It's a line-up that any festival in the world would want. What draws them, and what draws audiences from across Europe? The festival's anchor, its resident conductor, Claudio Abbado, who can claim to be the most revered conductor in the world; and the Lucerne Festival Orchestra, which has moved rapidly into the European premier league under his baton – so much so that the Festival now has its own record label and last year issued its first recording, Bruckner's 4th Symphony. The Lucerne Festival Orchestra is a relatively new outfit, founded in 2003 by Abbado and the festival's imaginative executive director, Michael Haefliger.

But the idea of establishing a festival orchestra dates back to the founding of the festival in 1938, when Arturo Toscanini summoned an elite group of orchestral musicians for his legendary "Concert de Gala" in front of Richard Wagner's villa, just along the lake from the centre of Lucerne. This gave rise to the Swiss Festival Orchestra of the Lucerne Festival, which remained active until 1993. The tradition was revived with the founding of the Lucerne Festival Orchestra five years ago by Abbado and Haefliger. It is that orchestra, along with Pierre Boulez's Academy Orchestra, specialising in contemporary scores and classics of modern music, the new concert hall and world class programming that combine to make Lucerne an unmissable part of the summer season for any serious follower of classical music.

A taste of the festival

Wednesday 13 August, 6pm

Opening Gala Concert

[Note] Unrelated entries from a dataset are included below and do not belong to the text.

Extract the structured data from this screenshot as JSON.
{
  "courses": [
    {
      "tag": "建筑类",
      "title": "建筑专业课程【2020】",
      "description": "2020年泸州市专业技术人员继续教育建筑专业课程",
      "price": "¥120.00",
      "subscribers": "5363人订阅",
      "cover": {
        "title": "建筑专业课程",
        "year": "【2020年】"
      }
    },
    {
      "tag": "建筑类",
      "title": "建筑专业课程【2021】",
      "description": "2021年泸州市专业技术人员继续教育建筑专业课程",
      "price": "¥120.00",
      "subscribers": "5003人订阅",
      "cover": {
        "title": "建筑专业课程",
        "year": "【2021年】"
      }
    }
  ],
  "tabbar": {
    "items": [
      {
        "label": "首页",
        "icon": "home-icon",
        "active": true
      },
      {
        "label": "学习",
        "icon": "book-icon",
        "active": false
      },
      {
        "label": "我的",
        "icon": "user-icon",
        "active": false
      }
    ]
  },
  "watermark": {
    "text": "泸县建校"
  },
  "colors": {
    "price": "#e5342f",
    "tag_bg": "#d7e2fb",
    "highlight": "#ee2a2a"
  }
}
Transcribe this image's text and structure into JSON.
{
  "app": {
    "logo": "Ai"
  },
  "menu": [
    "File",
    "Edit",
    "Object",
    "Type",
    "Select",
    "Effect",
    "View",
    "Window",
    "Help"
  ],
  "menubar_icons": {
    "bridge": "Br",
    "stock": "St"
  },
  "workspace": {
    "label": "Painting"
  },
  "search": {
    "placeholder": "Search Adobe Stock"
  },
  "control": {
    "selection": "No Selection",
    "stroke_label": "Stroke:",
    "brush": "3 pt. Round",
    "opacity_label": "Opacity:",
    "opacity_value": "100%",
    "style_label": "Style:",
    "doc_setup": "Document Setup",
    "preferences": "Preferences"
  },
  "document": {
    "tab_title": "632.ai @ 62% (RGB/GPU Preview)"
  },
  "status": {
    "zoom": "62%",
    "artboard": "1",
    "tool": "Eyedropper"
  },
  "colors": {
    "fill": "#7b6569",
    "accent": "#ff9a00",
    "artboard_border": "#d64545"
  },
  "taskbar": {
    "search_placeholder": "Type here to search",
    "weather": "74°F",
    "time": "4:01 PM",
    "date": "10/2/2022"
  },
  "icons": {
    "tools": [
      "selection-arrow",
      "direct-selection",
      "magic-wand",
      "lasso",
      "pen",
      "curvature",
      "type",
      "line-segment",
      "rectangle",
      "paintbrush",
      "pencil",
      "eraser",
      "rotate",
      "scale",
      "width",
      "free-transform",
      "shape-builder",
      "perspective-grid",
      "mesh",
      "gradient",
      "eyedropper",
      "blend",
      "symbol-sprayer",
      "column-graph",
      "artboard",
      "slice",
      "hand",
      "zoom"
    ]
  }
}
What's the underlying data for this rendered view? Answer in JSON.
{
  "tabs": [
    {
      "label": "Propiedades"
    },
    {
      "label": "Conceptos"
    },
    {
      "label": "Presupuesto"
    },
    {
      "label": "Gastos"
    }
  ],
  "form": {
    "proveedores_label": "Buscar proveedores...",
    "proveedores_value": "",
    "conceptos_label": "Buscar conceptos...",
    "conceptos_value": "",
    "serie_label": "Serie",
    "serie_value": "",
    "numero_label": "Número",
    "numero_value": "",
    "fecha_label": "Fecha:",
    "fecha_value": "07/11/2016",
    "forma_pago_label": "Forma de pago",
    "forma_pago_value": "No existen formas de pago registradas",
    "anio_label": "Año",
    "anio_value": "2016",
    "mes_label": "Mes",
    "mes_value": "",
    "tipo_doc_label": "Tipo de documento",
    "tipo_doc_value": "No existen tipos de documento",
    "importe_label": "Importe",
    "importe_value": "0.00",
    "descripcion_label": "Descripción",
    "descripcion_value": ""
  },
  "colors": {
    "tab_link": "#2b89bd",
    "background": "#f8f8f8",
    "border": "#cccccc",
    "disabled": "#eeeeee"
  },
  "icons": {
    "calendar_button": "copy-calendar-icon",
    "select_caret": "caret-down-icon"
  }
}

Claudio Abbado conducts the Lucerne Festival Orchestra, with Elina Garanca (mezzo-soprano) and the Choir of the Bayerische Rundfunk, performing Claude Debussy, Three Nocturnes; Maurice Ravel, Sheherazade, and Hector Berlioz, Symphonie fantastique.

Monday 25 August, 7.30pm

Yuri Termirkanov and the illustrious St Petersburg Philharmonic combine Stravinsky's famous ballet music, Petrushka, with Shostakovich's Cello Concerto no. 1, written for Mstislav Rostropovich in 1959, and here played by Rostropovich's pupil, Natalia Gutman.

Sunday 31 August, 7.30pm

Franz Welser-Möst conducts The Cleveland Orchestra, with Jonas Kaufmann (tenor) and Simon Keenlyside (baritone), performing Alban Berg's Three Pieces for Orchestra, Op. 6, and Gustav Mahler, The Song of the Earth.

Friday 5 September, 7.30pm

Pierre Boulez conducts the Lucerne Festival Academy Orchestra, performing Luciano Berio, Quatre Dédicaces; Johannes Boris Borowski, World Premiere, commissioned by the Lucerne Festival; Elliott Carter, from Symphoniea; Ondrej Adamek, World Premiere, commissioned by Lucerne Festival; and Igor Stravinsky's The Rite of Spring.

Sunday 21 September, 11am

Riccardo Chailly conducts the Leipzig Gewandhaus Orchestra, performing Felix Mendelssohn, Incidental music from A Midsummer Night's Dream, and Maurice Ravel, Daphnis and Chloë (1909-12).

All concerts take place in the concert hall ofthe KKL Luzern.

Tickets range from €19 (£16) to €250 (£208).

To book, visit or telephone the box office on 0041 41 226 44 80, quoting 'Independent Supplement'.

All information correct at time of printing.

David Lister is arts editor of The Independent. For more information, visit: